: a prose narrative recorded in Iceland in the 12th and 13th centuries of historic or legendary figures and events of the heroic age of Norway and Iceland
: a modern heroic narrative resembling the Icelandic saga
: a long detailed account
a saga of the Old South
also: a dramatic and often complicated story or series of events
For many people, the process caps an already lengthy immigration saga … —Nora Caplan-Bricker
A federal appeals court hears arguments Tuesday in the legal saga of two film producers fighting long prison terms and prosecutions … —Jordan S. Rubin
Did you know?

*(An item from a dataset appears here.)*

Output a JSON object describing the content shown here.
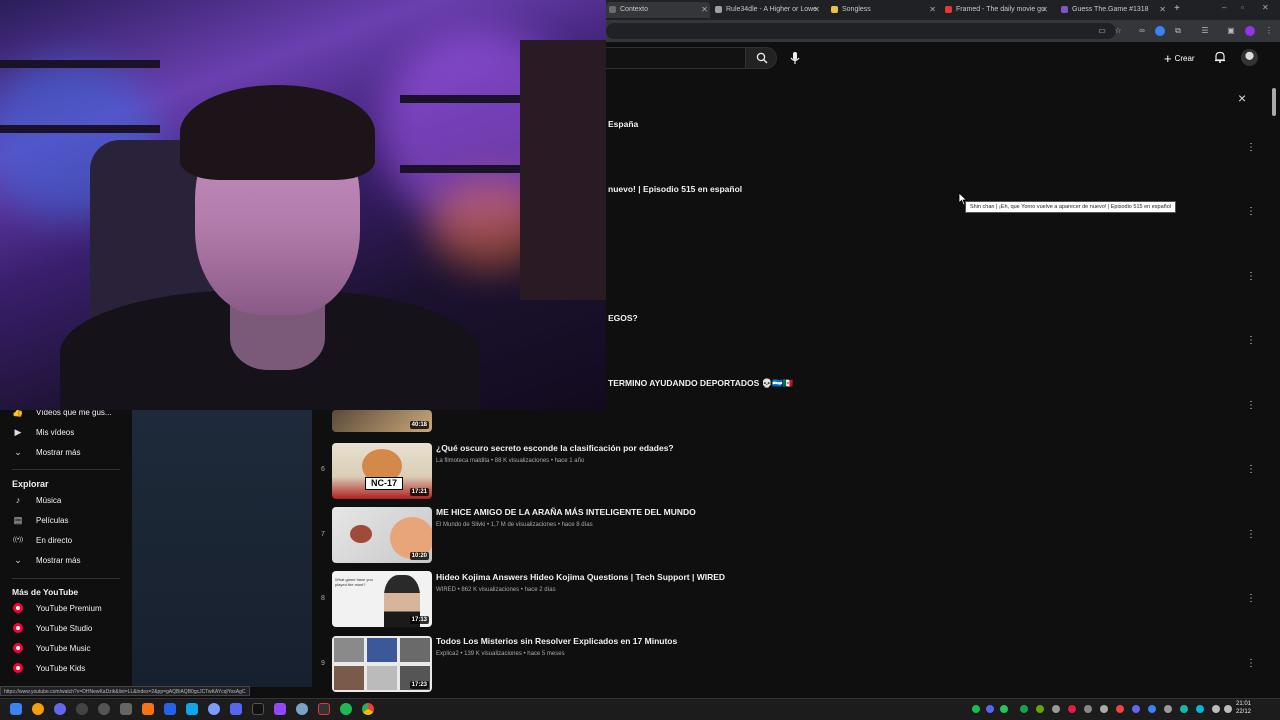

The original sagas were Icelandic prose narratives that were roughly analogous to modern historical novels. They were penned in the 12th and 13th centuries, and blended fact and fiction to tell the tales of famous rulers, legendary heroes, and average folks of Iceland and Norway. And they were aptly named: saga traces back to an Old Norse root that means "tale." The English word first referred only to those original Icelandic stories, but saga later broadened to cover other narratives reminiscent of those, and the word was eventually further generalized to cover any long, complicated scenario.
Did you know?

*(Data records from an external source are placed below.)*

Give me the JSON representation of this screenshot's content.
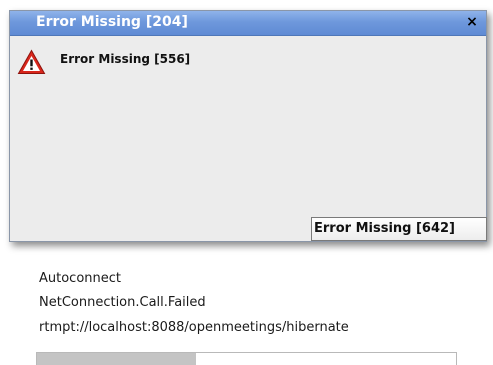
{
  "dialog": {
    "title": "Error Missing [204]",
    "close_glyph": "×",
    "icon": "warning-triangle-icon",
    "message": "Error Missing [556]",
    "button_label": "Error Missing [642]",
    "colors": {
      "titlebar": "#6e98dc",
      "body": "#ececec",
      "icon_red": "#d8261c"
    }
  },
  "status": {
    "line1": "Autoconnect",
    "line2": "NetConnection.Call.Failed",
    "line3": "rtmpt://localhost:8088/openmeetings/hibernate",
    "progress": 0.38
  }
}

A Brief History of Saga
Saga was originally used to describe Icelandic prose narratives composed in the 12th and 13th centuries. The word first appeared in English in that sense during the 18th century; by the middle of the 19th century we were employing saga in a somewhat looser fashion, in reference to modern stories involving heroic deeds that bore some resemblance to the Icelandic tales of yore. By the 20th century saga had come to be applied to other written works, typically a novel or series of novels, especially those that took place over a significant period of time. Today the word may also be used to describe a long and drawn-out story that is either written or spoken (as in “my neighbor told me the saga of his divorce again”). Saga comes from an Old Norse word of the same spelling. It does not have any connection with the adjective sagacious (“possessing quick intellectual perceptions”), which comes from the Latin sagax (“sagacious”).
Examples of saga in a Sentence

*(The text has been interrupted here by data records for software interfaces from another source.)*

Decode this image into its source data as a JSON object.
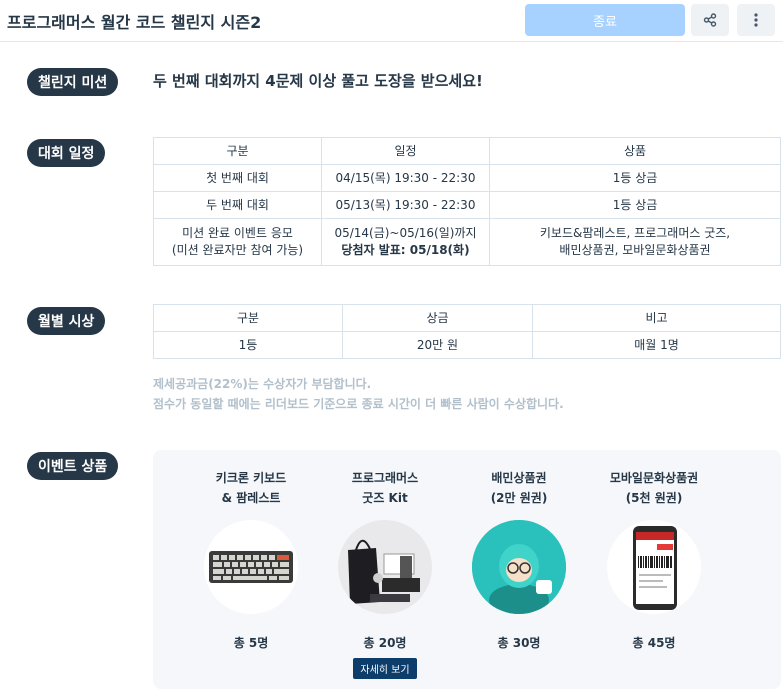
{
  "header": {
    "title": "프로그래머스 월간 코드 챌린지 시즌2",
    "end_label": "종료"
  },
  "sections": {
    "mission": "챌린지 미션",
    "schedule": "대회 일정",
    "monthly": "월별 시상",
    "event": "이벤트 상품"
  },
  "mission_text": "두 번째 대회까지 4문제 이상 풀고 도장을 받으세요!",
  "schedule_table": {
    "headers": [
      "구분",
      "일정",
      "상품"
    ],
    "rows": [
      {
        "type": "첫 번째 대회",
        "date": "04/15(목) 19:30 - 22:30",
        "prize": "1등 상금"
      },
      {
        "type": "두 번째 대회",
        "date": "05/13(목) 19:30 - 22:30",
        "prize": "1등 상금"
      },
      {
        "type_line1": "미션 완료 이벤트 응모",
        "type_line2": "(미션 완료자만 참여 가능)",
        "date_line1": "05/14(금)~05/16(일)까지",
        "date_line2": "당첨자 발표: 05/18(화)",
        "prize_line1": "키보드&팜레스트, 프로그래머스 굿즈,",
        "prize_line2": "배민상품권, 모바일문화상품권"
      }
    ]
  },
  "monthly_table": {
    "headers": [
      "구분",
      "상금",
      "비고"
    ],
    "rows": [
      {
        "rank": "1등",
        "amount": "20만 원",
        "note": "매월 1명"
      }
    ]
  },
  "notes": [
    "제세공과금(22%)는 수상자가 부담합니다.",
    "점수가 동일할 때에는 리더보드 기준으로 종료 시간이 더 빠른 사람이 수상합니다."
  ],
  "prizes": [
    {
      "name_line1": "키크론 키보드",
      "name_line2": "& 팜레스트",
      "count": "총 5명",
      "icon": "keyboard-image"
    },
    {
      "name_line1": "프로그래머스",
      "name_line2": "굿즈 Kit",
      "count": "총 20명",
      "detail": "자세히 보기",
      "icon": "goods-kit-image"
    },
    {
      "name_line1": "배민상품권",
      "name_line2": "(2만 원권)",
      "count": "총 30명",
      "icon": "baemin-image"
    },
    {
      "name_line1": "모바일문화상품권",
      "name_line2": "(5천 원권)",
      "count": "총 45명",
      "icon": "mobile-gift-image"
    }
  ],
  "colors": {
    "label_bg": "#263747",
    "end_button": "#a7d2ff",
    "note_text": "#b2c0cc",
    "detail_button": "#0c3d6b"
  }
}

the saga of a shipwrecked crew
Her first novel was a family saga set in Iowa.
Getting our car back turned into quite a saga.
Recent Examples on the WebOver the weekend, officers arrested the fourth escapee, bringing the saga to a close.—Jonathan Edwards, Washington Post, 22 Nov. 2023 Set in 1980, the family saga picks up with Tong and Quang (played by Maureen Sebastian and Ben Levin) hitting a rough patch.—Elisabeth Vincentelli, New York Times, 17 Nov. 2023 Interest in the latter saga fizzled amid the unwise decision to stretch out the third novel in Suzanne Collins’s trilogy with enough filler to constitute two films.—Kyle Smith, WSJ, 16 Nov. 2023 The episodes also render Dodi — often reduced to a footnote in the Diana saga — in a more three-dimensional fashion, as someone who struggled to escape his father’s shadow.—Meredith Blake, Los Angeles Times, 16 Nov. 2023 The nine-part saga is based on Donald L. Miller’s book of the same name.—Vulture, 9 Nov. 2023 For most other martial arts sagas, this would be the jaw-dropping climax of the entire story.—Alan Sepinwall, Rolling Stone, 9 Nov. 2023 Its bankruptcy ends a saga that torched billions of Softbank Group Inc.’s cash.—Bailey Lipschultz, Fortune, 7 Nov. 2023 Related Stories The painful saga goes back decades and provides an unsettling X-ray on the family life of a man who became an icon, especially among generations of African Americans, for playing the paterfamilias James Evans Sr. on Good Times.—Gary Baum, The Hollywood Reporter, 10 Nov. 2023 See More
These examples are programmatically compiled from various online sources to illustrate current usage of the word 'saga.' Any opinions expressed in the examples do not represent those of Merriam-Webster or its editors. Send us feedback about these examples.